*Your task:* Every entry must be copied word for word.

Data records for software interfaces:
_ _ _ _

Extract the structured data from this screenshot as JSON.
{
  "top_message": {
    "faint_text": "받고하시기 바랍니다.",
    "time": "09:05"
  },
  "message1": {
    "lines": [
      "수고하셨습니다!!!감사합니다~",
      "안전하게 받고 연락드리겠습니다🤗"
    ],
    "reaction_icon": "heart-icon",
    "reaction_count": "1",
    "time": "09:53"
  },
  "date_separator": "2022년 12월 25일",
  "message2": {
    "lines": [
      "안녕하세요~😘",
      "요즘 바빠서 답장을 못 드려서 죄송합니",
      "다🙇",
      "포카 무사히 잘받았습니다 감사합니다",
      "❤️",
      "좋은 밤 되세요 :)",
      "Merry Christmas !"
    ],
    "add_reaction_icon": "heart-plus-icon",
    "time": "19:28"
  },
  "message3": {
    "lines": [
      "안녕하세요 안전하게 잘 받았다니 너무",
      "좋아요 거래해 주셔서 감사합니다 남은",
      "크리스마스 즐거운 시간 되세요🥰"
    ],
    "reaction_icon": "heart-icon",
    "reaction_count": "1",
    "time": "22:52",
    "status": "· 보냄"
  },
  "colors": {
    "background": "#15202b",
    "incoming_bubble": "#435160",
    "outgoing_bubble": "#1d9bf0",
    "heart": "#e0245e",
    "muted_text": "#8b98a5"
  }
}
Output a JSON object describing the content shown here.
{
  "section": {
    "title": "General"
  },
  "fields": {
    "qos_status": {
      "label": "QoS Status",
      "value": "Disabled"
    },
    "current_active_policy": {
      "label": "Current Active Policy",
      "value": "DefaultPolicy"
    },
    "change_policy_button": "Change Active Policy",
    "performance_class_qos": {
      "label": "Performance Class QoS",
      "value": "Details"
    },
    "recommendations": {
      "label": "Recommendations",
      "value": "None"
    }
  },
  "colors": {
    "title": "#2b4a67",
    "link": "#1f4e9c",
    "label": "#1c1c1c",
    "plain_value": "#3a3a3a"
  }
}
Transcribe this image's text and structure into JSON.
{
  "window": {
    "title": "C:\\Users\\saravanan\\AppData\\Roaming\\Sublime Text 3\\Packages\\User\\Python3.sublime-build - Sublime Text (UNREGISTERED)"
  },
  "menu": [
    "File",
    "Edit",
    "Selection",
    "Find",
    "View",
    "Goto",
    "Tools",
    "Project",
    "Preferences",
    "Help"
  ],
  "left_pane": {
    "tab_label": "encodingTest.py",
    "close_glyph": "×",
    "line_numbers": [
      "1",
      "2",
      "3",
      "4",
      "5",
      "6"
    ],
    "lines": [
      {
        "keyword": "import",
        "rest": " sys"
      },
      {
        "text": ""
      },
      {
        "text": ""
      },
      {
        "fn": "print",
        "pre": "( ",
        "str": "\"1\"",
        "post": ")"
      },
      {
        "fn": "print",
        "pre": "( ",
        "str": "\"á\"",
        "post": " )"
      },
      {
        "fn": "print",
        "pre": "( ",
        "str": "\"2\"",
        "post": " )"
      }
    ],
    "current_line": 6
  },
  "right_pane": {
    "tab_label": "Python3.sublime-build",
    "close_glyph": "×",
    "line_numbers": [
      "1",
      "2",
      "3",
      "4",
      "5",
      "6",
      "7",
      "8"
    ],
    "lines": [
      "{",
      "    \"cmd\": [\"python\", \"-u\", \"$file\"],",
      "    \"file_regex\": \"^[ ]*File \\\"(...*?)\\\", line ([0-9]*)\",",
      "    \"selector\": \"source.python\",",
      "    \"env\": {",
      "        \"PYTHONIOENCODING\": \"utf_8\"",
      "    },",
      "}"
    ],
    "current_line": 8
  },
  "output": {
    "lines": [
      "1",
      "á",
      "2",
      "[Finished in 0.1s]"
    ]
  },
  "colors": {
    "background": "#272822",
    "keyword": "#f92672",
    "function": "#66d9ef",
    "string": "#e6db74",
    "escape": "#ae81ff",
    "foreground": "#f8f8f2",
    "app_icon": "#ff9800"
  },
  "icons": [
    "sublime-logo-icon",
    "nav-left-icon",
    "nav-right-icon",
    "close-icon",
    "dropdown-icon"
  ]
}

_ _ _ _

*Problem solution:*
Extract the structured data from this screenshot as JSON.
{
  "top_message": {
    "faint_text": "받고하시기 바랍니다.",
    "time": "09:05"
  },
  "message1": {
    "lines": [
      "수고하셨습니다!!!감사합니다~",
      "안전하게 받고 연락드리겠습니다🤗"
    ],
    "reaction_icon": "heart-icon",
    "reaction_count": "1",
    "time": "09:53"
  },
  "date_separator": "2022년 12월 25일",
  "message2": {
    "lines": [
      "안녕하세요~😘",
      "요즘 바빠서 답장을 못 드려서 죄송합니",
      "다🙇",
      "포카 무사히 잘받았습니다 감사합니다",
      "❤️",
      "좋은 밤 되세요 :)",
      "Merry Christmas !"
    ],
    "add_reaction_icon": "heart-plus-icon",
    "time": "19:28"
  },
  "message3": {
    "lines": [
      "안녕하세요 안전하게 잘 받았다니 너무",
      "좋아요 거래해 주셔서 감사합니다 남은",
      "크리스마스 즐거운 시간 되세요🥰"
    ],
    "reaction_icon": "heart-icon",
    "reaction_count": "1",
    "time": "22:52",
    "status": "· 보냄"
  },
  "colors": {
    "background": "#15202b",
    "incoming_bubble": "#435160",
    "outgoing_bubble": "#1d9bf0",
    "heart": "#e0245e",
    "muted_text": "#8b98a5"
  }
}
Output a JSON object describing the content shown here.
{
  "section": {
    "title": "General"
  },
  "fields": {
    "qos_status": {
      "label": "QoS Status",
      "value": "Disabled"
    },
    "current_active_policy": {
      "label": "Current Active Policy",
      "value": "DefaultPolicy"
    },
    "change_policy_button": "Change Active Policy",
    "performance_class_qos": {
      "label": "Performance Class QoS",
      "value": "Details"
    },
    "recommendations": {
      "label": "Recommendations",
      "value": "None"
    }
  },
  "colors": {
    "title": "#2b4a67",
    "link": "#1f4e9c",
    "label": "#1c1c1c",
    "plain_value": "#3a3a3a"
  }
}
Transcribe this image's text and structure into JSON.
{
  "window": {
    "title": "C:\\Users\\saravanan\\AppData\\Roaming\\Sublime Text 3\\Packages\\User\\Python3.sublime-build - Sublime Text (UNREGISTERED)"
  },
  "menu": [
    "File",
    "Edit",
    "Selection",
    "Find",
    "View",
    "Goto",
    "Tools",
    "Project",
    "Preferences",
    "Help"
  ],
  "left_pane": {
    "tab_label": "encodingTest.py",
    "close_glyph": "×",
    "line_numbers": [
      "1",
      "2",
      "3",
      "4",
      "5",
      "6"
    ],
    "lines": [
      {
        "keyword": "import",
        "rest": " sys"
      },
      {
        "text": ""
      },
      {
        "text": ""
      },
      {
        "fn": "print",
        "pre": "( ",
        "str": "\"1\"",
        "post": ")"
      },
      {
        "fn": "print",
        "pre": "( ",
        "str": "\"á\"",
        "post": " )"
      },
      {
        "fn": "print",
        "pre": "( ",
        "str": "\"2\"",
        "post": " )"
      }
    ],
    "current_line": 6
  },
  "right_pane": {
    "tab_label": "Python3.sublime-build",
    "close_glyph": "×",
    "line_numbers": [
      "1",
      "2",
      "3",
      "4",
      "5",
      "6",
      "7",
      "8"
    ],
    "lines": [
      "{",
      "    \"cmd\": [\"python\", \"-u\", \"$file\"],",
      "    \"file_regex\": \"^[ ]*File \\\"(...*?)\\\", line ([0-9]*)\",",
      "    \"selector\": \"source.python\",",
      "    \"env\": {",
      "        \"PYTHONIOENCODING\": \"utf_8\"",
      "    },",
      "}"
    ],
    "current_line": 8
  },
  "output": {
    "lines": [
      "1",
      "á",
      "2",
      "[Finished in 0.1s]"
    ]
  },
  "colors": {
    "background": "#272822",
    "keyword": "#f92672",
    "function": "#66d9ef",
    "string": "#e6db74",
    "escape": "#ae81ff",
    "foreground": "#f8f8f2",
    "app_icon": "#ff9800"
  },
  "icons": [
    "sublime-logo-icon",
    "nav-left-icon",
    "nav-right-icon",
    "close-icon",
    "dropdown-icon"
  ]
}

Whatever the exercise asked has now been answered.